Grab your Gaffi stick, follow those bantha tracks to the Mos Eisely Cantina, down a glass of blue milk, sit back, relax and enjoy everyone’s favorite Bith tune – it’s May the 4th! We are calling out this international holiday, which celebrates Star Wars not because it’s perhaps the most important narrative of our time, but it happens to have major ramifications on the internet infrastructure industry.
It all started on October 19th, 2015 when Star Wars: The Force Awakens tickets went on sale. Even though the prequels didn’t live up to the masses’ expectations (watch them again, we see lots of merit there), fans were fanatical about securing seats for the opening show of the first instalment of a sequel trilogy featuring the original cast they’ve grown to adore over the past 40 years. Almost instantly after online sales went live, a glut of users crashed the top three online ticket retailers. Quoting Obi-Wan, it was “as if millions of voices suddenly cried out in terror.” Fans that couldn’t obtain tickets for their choice theater must have felt the angst Anakin did when he was given a spot on the Jedi council, but denied the rank of master.
The average person doesn’t care how the Internet reaches them – they just want it available 100% of the time and anything less than light speed is intolerable. They aren’t aware of the complex mesh of subsea cables, data centers, and terrestrial networks that join forces to deliver access, much like most lifeforms in the Star Wars Galaxy didn’t know the Death Star’s super laser was powered by the same crystals Jedi use for their lightsabers. It’s up to our industry to develop the ecosystem of infrastructure that guarantees anyone, no matter if they’re residing in the real-world equivalent of the core worlds or outer rim territories.

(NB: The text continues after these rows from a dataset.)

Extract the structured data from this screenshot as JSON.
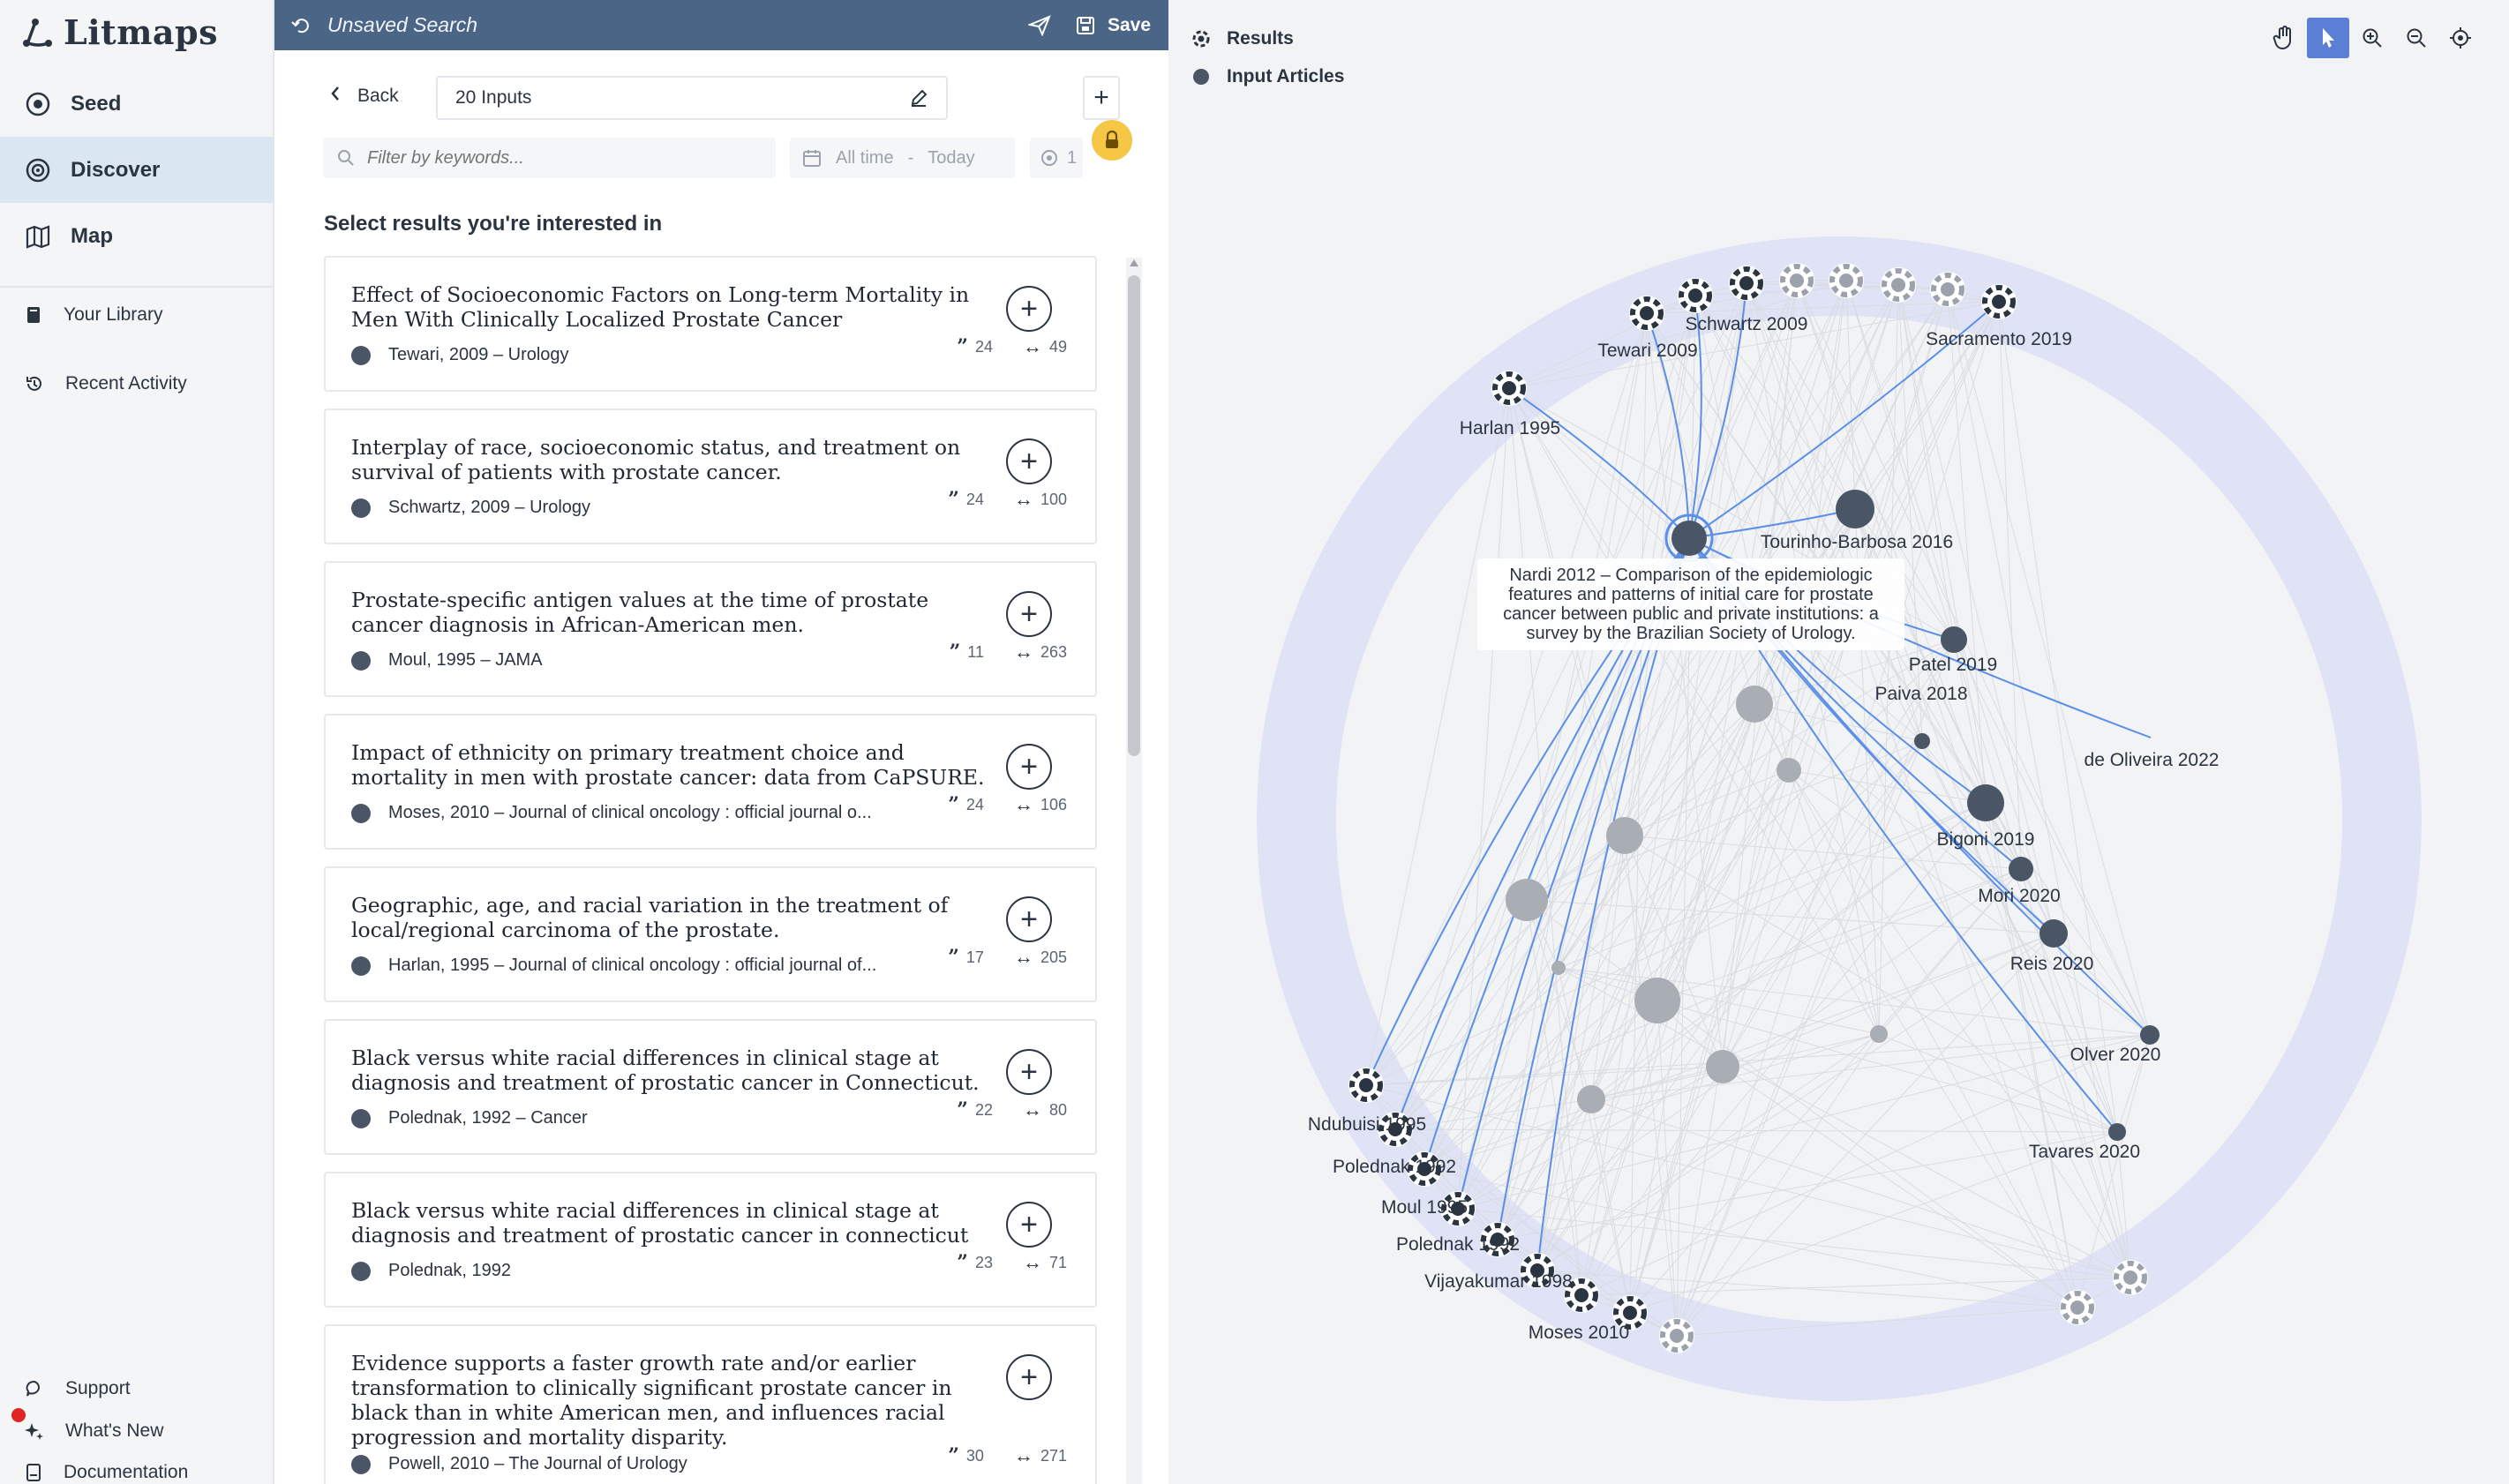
{
  "app": {
    "brand": "Litmaps",
    "accent": "#5c7fd6",
    "topbar_color": "#4b6587"
  },
  "sidebar": {
    "main_items": [
      {
        "label": "Seed",
        "icon": "seed-icon"
      },
      {
        "label": "Discover",
        "icon": "discover-icon",
        "active": true
      },
      {
        "label": "Map",
        "icon": "map-icon"
      }
    ],
    "library_items": [
      {
        "label": "Your Library",
        "icon": "library-icon"
      },
      {
        "label": "Recent Activity",
        "icon": "history-icon"
      }
    ],
    "footer_items": [
      {
        "label": "Support",
        "icon": "chat-icon"
      },
      {
        "label": "What's New",
        "icon": "sparkle-icon"
      },
      {
        "label": "Documentation",
        "icon": "docs-icon"
      }
    ]
  },
  "search": {
    "title": "Unsaved Search",
    "save_label": "Save",
    "back_label": "Back",
    "inputs_label": "20 Inputs",
    "filter_placeholder": "Filter by keywords...",
    "date_from": "All time",
    "date_sep": "-",
    "date_to": "Today",
    "extra_filter": "1",
    "section_title": "Select results you're interested in"
  },
  "results": [
    {
      "title": "Effect of Socioeconomic Factors on Long-term Mortality in Men With Clinically Localized Prostate Cancer",
      "meta": "Tewari, 2009 – Urology",
      "cites": "24",
      "refs": "49"
    },
    {
      "title": "Interplay of race, socioeconomic status, and treatment on survival of patients with prostate cancer.",
      "meta": "Schwartz, 2009 – Urology",
      "cites": "24",
      "refs": "100"
    },
    {
      "title": "Prostate-specific antigen values at the time of prostate cancer diagnosis in African-American men.",
      "meta": "Moul, 1995 – JAMA",
      "cites": "11",
      "refs": "263"
    },
    {
      "title": "Impact of ethnicity on primary treatment choice and mortality in men with prostate cancer: data from CaPSURE.",
      "meta": "Moses, 2010 – Journal of clinical oncology : official journal o...",
      "cites": "24",
      "refs": "106"
    },
    {
      "title": "Geographic, age, and racial variation in the treatment of local/regional carcinoma of the prostate.",
      "meta": "Harlan, 1995 – Journal of clinical oncology : official journal of...",
      "cites": "17",
      "refs": "205"
    },
    {
      "title": "Black versus white racial differences in clinical stage at diagnosis and treatment of prostatic cancer in Connecticut.",
      "meta": "Polednak, 1992 – Cancer",
      "cites": "22",
      "refs": "80"
    },
    {
      "title": "Black versus white racial differences in clinical stage at diagnosis and treatment of prostatic cancer in connecticut",
      "meta": "Polednak, 1992",
      "cites": "23",
      "refs": "71"
    },
    {
      "title": "Evidence supports a faster growth rate and/or earlier transformation to clinically significant prostate cancer in black than in white American men, and influences racial progression and mortality disparity.",
      "meta": "Powell, 2010 – The Journal of Urology",
      "cites": "30",
      "refs": "271"
    }
  ],
  "map": {
    "legend": [
      {
        "label": "Results",
        "icon": "results-icon"
      },
      {
        "label": "Input Articles",
        "icon": "input-dot-icon"
      }
    ],
    "tools": [
      "hand-icon",
      "cursor-icon",
      "zoom-in-icon",
      "zoom-out-icon",
      "locate-icon"
    ],
    "tooltip": "Nardi 2012 – Comparison of the epidemiologic features and patterns of initial care for prostate cancer between public and private institutions: a survey by the Brazilian Society of Urology.",
    "labels": [
      "Schwartz 2009",
      "Tewari 2009",
      "Sacramento 2019",
      "Harlan 1995",
      "Tourinho-Barbosa 2016",
      "Patel 2019",
      "Paiva 2018",
      "de Oliveira 2022",
      "Bigoni 2019",
      "Mori 2020",
      "Reis 2020",
      "Olver 2020",
      "Tavares 2020",
      "Ndubuisi 1995",
      "Polednak 1992",
      "Moul 1995",
      "Polednak 1992",
      "Vijayakumar 1998",
      "Moses 2010"
    ]
  }
}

In fact, lack of critical infrastructure outside of top tier cities is one of the greatest impediments to a seamless user experience. Akin to the Sith’s quest for unlimited power, Internet users have an unquenchable desire for additional content at their fingertips. At DataSite, we believe in the ubiquitous proliferation of the Internet, so we select sites for our data centers that facilitate the deployment of critical infrastructure in strategic markets that have not received a level of investment anywhere close to that found only in the very largest metropolitan areas. Nothing is more fulfilling to us than laying a digital foundation for young dreamers in remote worlds, gazing at the sunset(s) to fulfill their destinies.
Star Wars didn’t crash the Internet just once. Although the rush was not as severe as it was for The Force Awakens, online retailers had difficulties yet again when ticket sales for Rouge One: A Star Wars Story went live last year. With a new Star Wars movie expected every year for the foreseeable future, we can expect internet infrastructure to take many more beatings. It’s not like Star Wars is unabashedly bombarding the Internet without remorse. Rouge One, the first Star Wars spin off movie released this past December, was actually a love letter to the power of data. The movie, which led us right up to the moment the original Star Wars began, showed us the story we cherish so dearly was actually sprung into motion by a successful mission to retrieve and transmit a large data file.
As you celebrate this important day – in addition to losing yourself in a galaxy far, far away – consider ways our global digital ecosystem should evolve so it could handle something as simple as a movie launching its online ticket sales.
Click here to learn more about our strategic DataSite facilities and may the force (of data) be with you, always.